Big box gyms
Millennials don’t go in for giant gyms that offer every piece of exercise equipment on earth; instead, they want a tailor-made experience that lets them connect as a community, such as F45, Yoga by the Sea, Flow Athletic and Code 5. “Boutiques have successfully created the concept of ‘you show up, we will do the rest’ – all the person has to do is consistently get themselves to class and everything is set up for them to succeed,” says Conor O’Loughlin, CEO and founder of boutique fitness management software company Glofox. “In addition, the class-based nature of boutiques means that members are driven by the motivation and support of their fellow members.” This smaller membership base creates a tighter knit community, allowing members to feel part of something. “This explains why boutiques are good at building distinctive tribes their members are proud to show off and tell their friends about, which is why they are growing so rapidly,” he says.
But don’t count out big box gyms for good – if they can adapt. “Many of the big-box gyms are becoming more class-based and member-experience focused,” O’Loughlin says. “They also have the ability to price local independent studios out of the market, assuming they can modernise their programming, pricing and member experience.”
Millennials are picky about their condiments and as a result, this favourite of potato salad lovers everywhere has spoiled.
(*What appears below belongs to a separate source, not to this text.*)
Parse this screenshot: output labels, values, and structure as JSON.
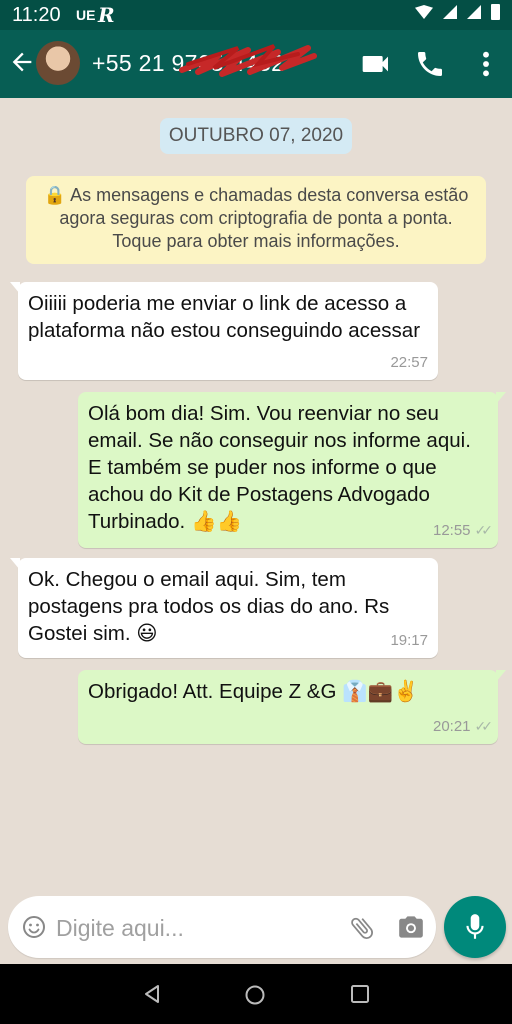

Between 2012 and 2017, mayonnaise sales fell 6.7 percent and a viral US article claimed that the finicky tastes of millennials were to blame. But of course, mayo isn’t actually good for you, so those looking to eat healthier – which millennials are – may eschew the condiment. Companies like Heinz are now coming up with alternative mashups for basic mayo: Mayochup (mayonnaise and ketchup), Mayomust (mayo and mustard) and Mayocue (mayo and barbecue). The original is also getting a healthy mayo makeover: “Real Mayonnaise” is made from cage-free eggs, lemon juice, oil and vinegar.
Another staple of the childhoods of many an older generation that’s being squashed by millennials? American cheese, which is often laden with preservatives or made with so little actual cheese it can only be called “cheese product.” Millennials strive for nothing if not authenticity, so they prefer real and more expensive, cheeses like asiago, gouda and fontina. Sales of Kraft Singles and Velvetta, meanwhile, are down 1.6 percent and have been dropping for the past several years. But if millennials are broke, why are they going for expensive cheese? “I see re-engaging with food choices and challenging the status quo around food, to be acting in one of the spaces where they are able to exert control,” Skinner says.